Available records START
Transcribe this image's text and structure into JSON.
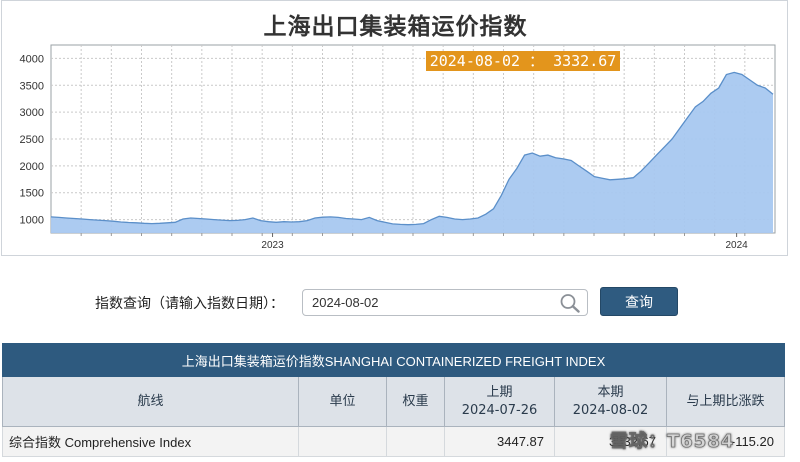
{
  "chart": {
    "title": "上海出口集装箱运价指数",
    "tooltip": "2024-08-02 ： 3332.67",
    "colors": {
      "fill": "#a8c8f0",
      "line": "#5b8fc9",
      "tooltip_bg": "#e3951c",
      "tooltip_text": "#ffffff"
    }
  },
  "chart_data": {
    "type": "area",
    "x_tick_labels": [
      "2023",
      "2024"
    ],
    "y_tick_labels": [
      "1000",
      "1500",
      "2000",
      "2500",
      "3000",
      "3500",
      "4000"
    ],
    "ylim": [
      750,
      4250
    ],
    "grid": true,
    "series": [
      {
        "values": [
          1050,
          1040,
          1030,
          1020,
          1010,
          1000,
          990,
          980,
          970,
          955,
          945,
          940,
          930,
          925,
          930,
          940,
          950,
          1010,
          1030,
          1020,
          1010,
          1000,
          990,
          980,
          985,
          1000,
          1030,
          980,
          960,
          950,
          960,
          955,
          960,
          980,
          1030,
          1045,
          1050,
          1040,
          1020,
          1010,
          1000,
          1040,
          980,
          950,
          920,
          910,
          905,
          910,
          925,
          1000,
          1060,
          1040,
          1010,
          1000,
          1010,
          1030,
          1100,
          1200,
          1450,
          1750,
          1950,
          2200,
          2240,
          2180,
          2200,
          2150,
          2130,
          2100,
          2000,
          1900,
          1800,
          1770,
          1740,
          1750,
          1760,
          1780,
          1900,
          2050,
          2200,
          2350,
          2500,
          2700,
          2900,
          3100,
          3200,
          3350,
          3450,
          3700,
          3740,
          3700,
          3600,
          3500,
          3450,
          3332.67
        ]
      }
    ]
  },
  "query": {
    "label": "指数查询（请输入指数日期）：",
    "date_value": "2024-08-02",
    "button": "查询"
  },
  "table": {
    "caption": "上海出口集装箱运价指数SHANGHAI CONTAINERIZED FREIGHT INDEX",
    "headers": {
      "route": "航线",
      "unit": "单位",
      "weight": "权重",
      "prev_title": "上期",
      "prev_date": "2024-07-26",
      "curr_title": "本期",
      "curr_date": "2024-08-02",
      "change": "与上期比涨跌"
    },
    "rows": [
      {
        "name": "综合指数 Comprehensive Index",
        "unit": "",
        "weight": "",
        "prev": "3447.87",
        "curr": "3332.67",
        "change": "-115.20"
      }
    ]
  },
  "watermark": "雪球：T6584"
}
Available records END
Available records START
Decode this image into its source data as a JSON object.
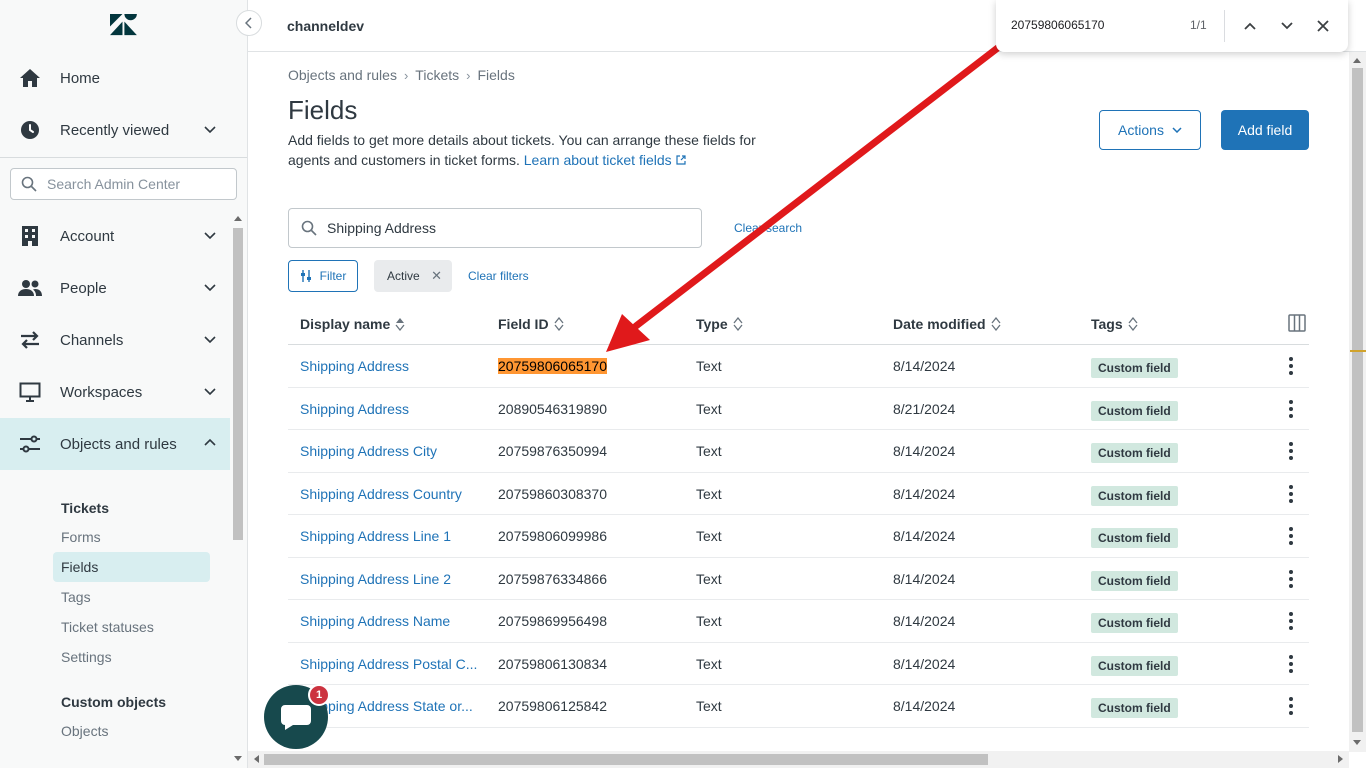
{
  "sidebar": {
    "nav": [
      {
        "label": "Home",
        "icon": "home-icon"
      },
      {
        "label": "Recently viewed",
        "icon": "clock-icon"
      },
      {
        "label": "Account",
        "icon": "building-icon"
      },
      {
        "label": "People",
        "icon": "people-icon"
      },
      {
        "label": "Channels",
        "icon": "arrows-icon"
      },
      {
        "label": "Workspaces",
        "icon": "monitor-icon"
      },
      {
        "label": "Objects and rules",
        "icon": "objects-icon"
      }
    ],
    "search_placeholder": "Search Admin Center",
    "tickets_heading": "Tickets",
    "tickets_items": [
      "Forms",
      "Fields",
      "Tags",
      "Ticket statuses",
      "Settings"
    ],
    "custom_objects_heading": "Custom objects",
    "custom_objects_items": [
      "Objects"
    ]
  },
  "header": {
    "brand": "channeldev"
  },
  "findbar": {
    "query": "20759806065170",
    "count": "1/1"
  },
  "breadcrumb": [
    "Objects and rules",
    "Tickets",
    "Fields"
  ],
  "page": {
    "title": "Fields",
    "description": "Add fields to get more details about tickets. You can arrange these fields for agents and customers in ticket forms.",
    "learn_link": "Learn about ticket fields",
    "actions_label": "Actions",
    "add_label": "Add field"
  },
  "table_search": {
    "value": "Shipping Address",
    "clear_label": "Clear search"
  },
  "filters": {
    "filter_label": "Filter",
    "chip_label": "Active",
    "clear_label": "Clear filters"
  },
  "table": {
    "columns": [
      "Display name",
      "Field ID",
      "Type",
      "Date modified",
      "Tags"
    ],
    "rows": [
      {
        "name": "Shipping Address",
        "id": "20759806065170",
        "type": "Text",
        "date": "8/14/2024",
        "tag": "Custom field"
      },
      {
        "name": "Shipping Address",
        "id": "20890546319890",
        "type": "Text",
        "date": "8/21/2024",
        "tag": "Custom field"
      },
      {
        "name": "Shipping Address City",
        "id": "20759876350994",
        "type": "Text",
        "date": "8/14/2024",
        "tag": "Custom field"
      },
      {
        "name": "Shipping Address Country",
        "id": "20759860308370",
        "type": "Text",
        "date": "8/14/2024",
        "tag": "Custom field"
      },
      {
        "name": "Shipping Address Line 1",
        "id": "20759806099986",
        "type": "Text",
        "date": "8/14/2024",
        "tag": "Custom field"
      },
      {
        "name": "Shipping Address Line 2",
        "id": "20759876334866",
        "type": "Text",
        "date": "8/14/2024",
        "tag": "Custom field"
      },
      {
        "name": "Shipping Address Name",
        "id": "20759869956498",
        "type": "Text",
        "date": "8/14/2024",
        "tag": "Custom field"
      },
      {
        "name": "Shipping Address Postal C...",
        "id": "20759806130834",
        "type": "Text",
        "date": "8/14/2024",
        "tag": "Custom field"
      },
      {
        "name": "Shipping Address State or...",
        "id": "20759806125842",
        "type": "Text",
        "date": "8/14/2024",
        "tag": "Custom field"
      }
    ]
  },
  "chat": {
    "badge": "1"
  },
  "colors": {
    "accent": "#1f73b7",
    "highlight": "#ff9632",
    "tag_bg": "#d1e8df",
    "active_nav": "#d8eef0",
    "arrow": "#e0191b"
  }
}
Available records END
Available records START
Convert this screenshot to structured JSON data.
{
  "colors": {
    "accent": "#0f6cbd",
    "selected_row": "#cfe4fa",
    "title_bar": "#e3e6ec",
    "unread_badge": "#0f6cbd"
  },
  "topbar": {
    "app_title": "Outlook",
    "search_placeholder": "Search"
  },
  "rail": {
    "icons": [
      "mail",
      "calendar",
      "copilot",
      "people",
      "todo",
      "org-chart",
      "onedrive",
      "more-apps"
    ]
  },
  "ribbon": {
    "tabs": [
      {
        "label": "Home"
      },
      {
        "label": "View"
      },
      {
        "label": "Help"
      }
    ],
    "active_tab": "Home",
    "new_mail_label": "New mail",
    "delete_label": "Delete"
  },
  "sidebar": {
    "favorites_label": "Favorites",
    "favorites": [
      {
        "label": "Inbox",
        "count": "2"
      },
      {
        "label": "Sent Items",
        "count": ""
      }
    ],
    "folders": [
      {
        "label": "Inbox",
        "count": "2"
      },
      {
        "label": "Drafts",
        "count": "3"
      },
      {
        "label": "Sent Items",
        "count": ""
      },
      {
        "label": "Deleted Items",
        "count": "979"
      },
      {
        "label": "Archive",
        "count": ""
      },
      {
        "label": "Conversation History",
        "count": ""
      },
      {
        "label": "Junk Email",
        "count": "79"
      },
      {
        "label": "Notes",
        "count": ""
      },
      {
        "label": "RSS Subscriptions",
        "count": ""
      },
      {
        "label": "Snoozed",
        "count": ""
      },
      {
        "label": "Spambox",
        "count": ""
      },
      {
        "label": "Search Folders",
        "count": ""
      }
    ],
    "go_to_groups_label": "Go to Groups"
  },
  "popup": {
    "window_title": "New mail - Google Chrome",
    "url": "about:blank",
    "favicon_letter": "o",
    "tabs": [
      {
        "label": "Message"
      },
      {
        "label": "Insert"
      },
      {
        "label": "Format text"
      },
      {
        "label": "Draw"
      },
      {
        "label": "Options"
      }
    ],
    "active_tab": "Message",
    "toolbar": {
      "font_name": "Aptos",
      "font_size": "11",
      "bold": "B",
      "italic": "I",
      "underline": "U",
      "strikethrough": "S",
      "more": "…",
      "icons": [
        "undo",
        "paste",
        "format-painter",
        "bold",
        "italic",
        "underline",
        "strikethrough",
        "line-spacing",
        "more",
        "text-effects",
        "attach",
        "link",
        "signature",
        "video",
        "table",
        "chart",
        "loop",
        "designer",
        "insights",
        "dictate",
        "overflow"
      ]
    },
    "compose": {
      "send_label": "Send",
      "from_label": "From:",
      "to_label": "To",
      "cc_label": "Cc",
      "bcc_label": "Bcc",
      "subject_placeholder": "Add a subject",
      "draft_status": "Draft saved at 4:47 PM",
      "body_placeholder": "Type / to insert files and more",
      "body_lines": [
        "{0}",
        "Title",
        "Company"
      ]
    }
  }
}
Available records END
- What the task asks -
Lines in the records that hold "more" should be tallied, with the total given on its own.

- Reply to the exercise -
5